Just say no to homelessness...
It is finally time for innovative solutions for the homeless in our province. Years and years of throwing money at the problem hasn’t worked – the number continues to grow and taxpayers are weary.
In fact, what we’ve done is develop a whole network of government and non-profit agencies devoted to helping the homeless stay homeless. They provide emergency food, emergency shelter, and emergency medical care.
There is an old adage in economics: if you want to encourage something, subsidize it; if you want to discourage something, tax it.
Right now, in a sad way, we are encouraging homelessness, making it “bearable” to be homeless by providing these “emergency” services.
Now, before you get all twisted up, I’m not saying it is pleasant to be homeless and I’m not saying anyone wants to be homeless.
But let’s not forget we have built up a substantial industry of well-meaning people who make their livelihoods and defend their funding on the basis of supporting a homeless population.
The 2005 GVRD counted the total homeless population (in a 24 hour counting period) at 2174. I would suggest the number is higher, just because of survey techniques. I doubt the counters climbed through the bushes in Stanley Park enumerating all the tent dwellers, for instance.
Let’s say 3000 people in the GVRD are homeless. These, of course, are the truly homeless without access to a friend’s spare sofa and not knowing from night to night whether they will be sleeping in a crowded, fetid shelter or over a vent at Georgia and Burrard.
From the GVRD research, they are likely medically or mentally ill and struggle with some form of addiction. Most startling was the information that 55% of homeless had some form of income support from welfare, a pension or disability benefits.
So here is one radical idea and I’m sure there are more.
Why don’t we gather together each and every homeless service organization at BC Place along with each and every homeless person? Why not take each person, one at a time, diagnose the issues at the root of their inability to find or maintain housing and then put a plan in place for each?
More money for homeless services isn’t going to rid us of homelessness. In fact, it will do the opposite. If we take those funds and direct them to removing each person individually from the streets, we may actually make some lives better.
In the short-term, we can house them at BC Place while we sort it all out.

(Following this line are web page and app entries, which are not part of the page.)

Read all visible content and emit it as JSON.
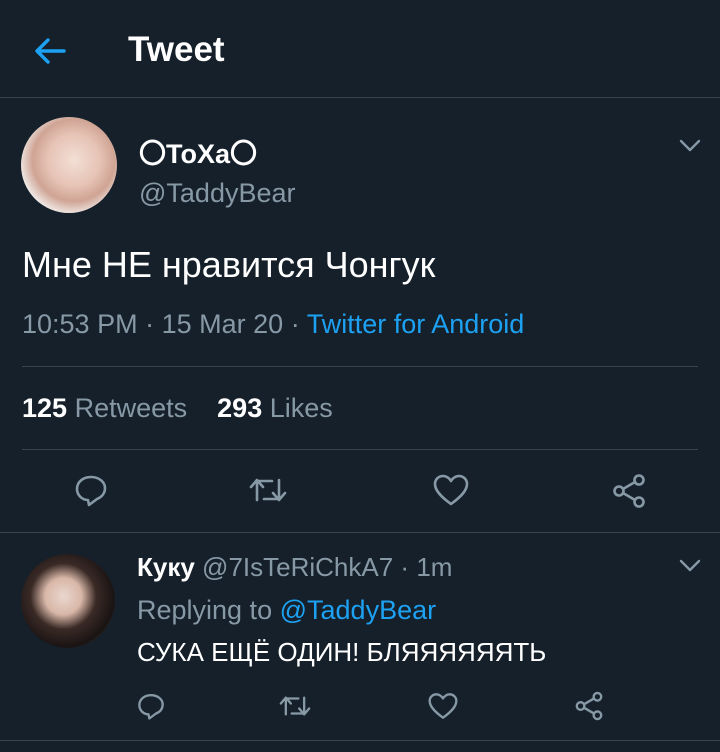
{
  "header": {
    "title": "Tweet"
  },
  "tweet": {
    "name": "〇ToXa〇",
    "handle": "@TaddyBear",
    "text": "Мне НЕ нравится Чонгук",
    "time": "10:53 PM",
    "date": "15 Mar 20",
    "separator": "·",
    "source": "Twitter for Android",
    "retweets": "125",
    "retweets_label": "Retweets",
    "likes": "293",
    "likes_label": "Likes"
  },
  "reply": {
    "name": "Куку",
    "handle": "@7IsTeRiChkA7",
    "time": "1m",
    "replying_label": "Replying to",
    "replying_to": "@TaddyBear",
    "text": "СУКА ЕЩЁ ОДИН! БЛЯЯЯЯЯЯТЬ"
  },
  "colors": {
    "background": "#15202b",
    "accent": "#1da1f2",
    "muted": "#8899a6",
    "divider": "#38444d"
  },
  "icons": [
    "back-arrow-icon",
    "chevron-down-icon",
    "reply-icon",
    "retweet-icon",
    "like-icon",
    "share-icon"
  ]
}
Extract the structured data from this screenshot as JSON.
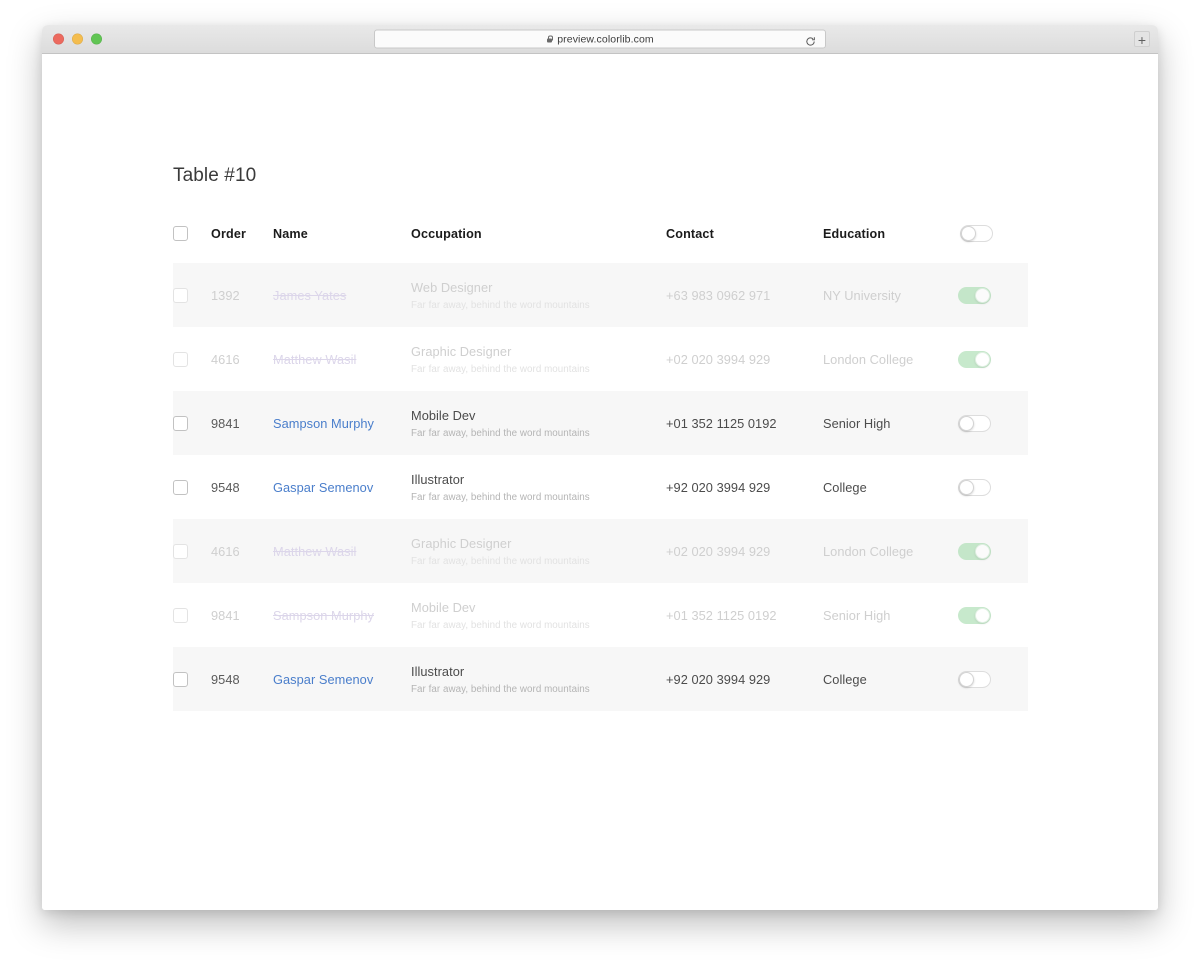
{
  "browser": {
    "url": "preview.colorlib.com",
    "lock_icon": "lock-icon",
    "reload_icon": "reload-icon",
    "new_tab_label": "+",
    "traffic_lights": [
      "close",
      "minimize",
      "maximize"
    ]
  },
  "page": {
    "title": "Table #10"
  },
  "table": {
    "select_all_checkbox": "unchecked",
    "header_toggle": "off",
    "columns": [
      {
        "key": "check",
        "label": ""
      },
      {
        "key": "order",
        "label": "Order"
      },
      {
        "key": "name",
        "label": "Name"
      },
      {
        "key": "occupation",
        "label": "Occupation"
      },
      {
        "key": "contact",
        "label": "Contact"
      },
      {
        "key": "education",
        "label": "Education"
      },
      {
        "key": "toggle",
        "label": ""
      }
    ],
    "rows": [
      {
        "order": "1392",
        "name": "James Yates",
        "name_struck": true,
        "occupation": "Web Designer",
        "occupation_sub": "Far far away, behind the word mountains",
        "contact": "+63 983 0962 971",
        "education": "NY University",
        "toggle": "on",
        "faded": true,
        "checked": false
      },
      {
        "order": "4616",
        "name": "Matthew Wasil",
        "name_struck": true,
        "occupation": "Graphic Designer",
        "occupation_sub": "Far far away, behind the word mountains",
        "contact": "+02 020 3994 929",
        "education": "London College",
        "toggle": "on",
        "faded": true,
        "checked": false
      },
      {
        "order": "9841",
        "name": "Sampson Murphy",
        "name_struck": false,
        "occupation": "Mobile Dev",
        "occupation_sub": "Far far away, behind the word mountains",
        "contact": "+01 352 1125 0192",
        "education": "Senior High",
        "toggle": "off",
        "faded": false,
        "checked": false
      },
      {
        "order": "9548",
        "name": "Gaspar Semenov",
        "name_struck": false,
        "occupation": "Illustrator",
        "occupation_sub": "Far far away, behind the word mountains",
        "contact": "+92 020 3994 929",
        "education": "College",
        "toggle": "off",
        "faded": false,
        "checked": false
      },
      {
        "order": "4616",
        "name": "Matthew Wasil",
        "name_struck": true,
        "occupation": "Graphic Designer",
        "occupation_sub": "Far far away, behind the word mountains",
        "contact": "+02 020 3994 929",
        "education": "London College",
        "toggle": "on",
        "faded": true,
        "checked": false
      },
      {
        "order": "9841",
        "name": "Sampson Murphy",
        "name_struck": true,
        "occupation": "Mobile Dev",
        "occupation_sub": "Far far away, behind the word mountains",
        "contact": "+01 352 1125 0192",
        "education": "Senior High",
        "toggle": "on",
        "faded": true,
        "checked": false
      },
      {
        "order": "9548",
        "name": "Gaspar Semenov",
        "name_struck": false,
        "occupation": "Illustrator",
        "occupation_sub": "Far far away, behind the word mountains",
        "contact": "+92 020 3994 929",
        "education": "College",
        "toggle": "off",
        "faded": false,
        "checked": false
      }
    ]
  },
  "colors": {
    "link_blue": "#4a7ecb",
    "struck_name": "#b9aad6",
    "toggle_on_green": "#a6dcae",
    "row_alt_bg": "#f7f7f7",
    "text_default": "#4c4c4c",
    "text_muted": "#b4b4b4",
    "text_faded": "#cfcfcf"
  }
}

It is not right to help people stay on the streets. The only moral course of action is to remove them, forcibly if necessary, and assist them in building a new life.
As seen today in 24 Hours.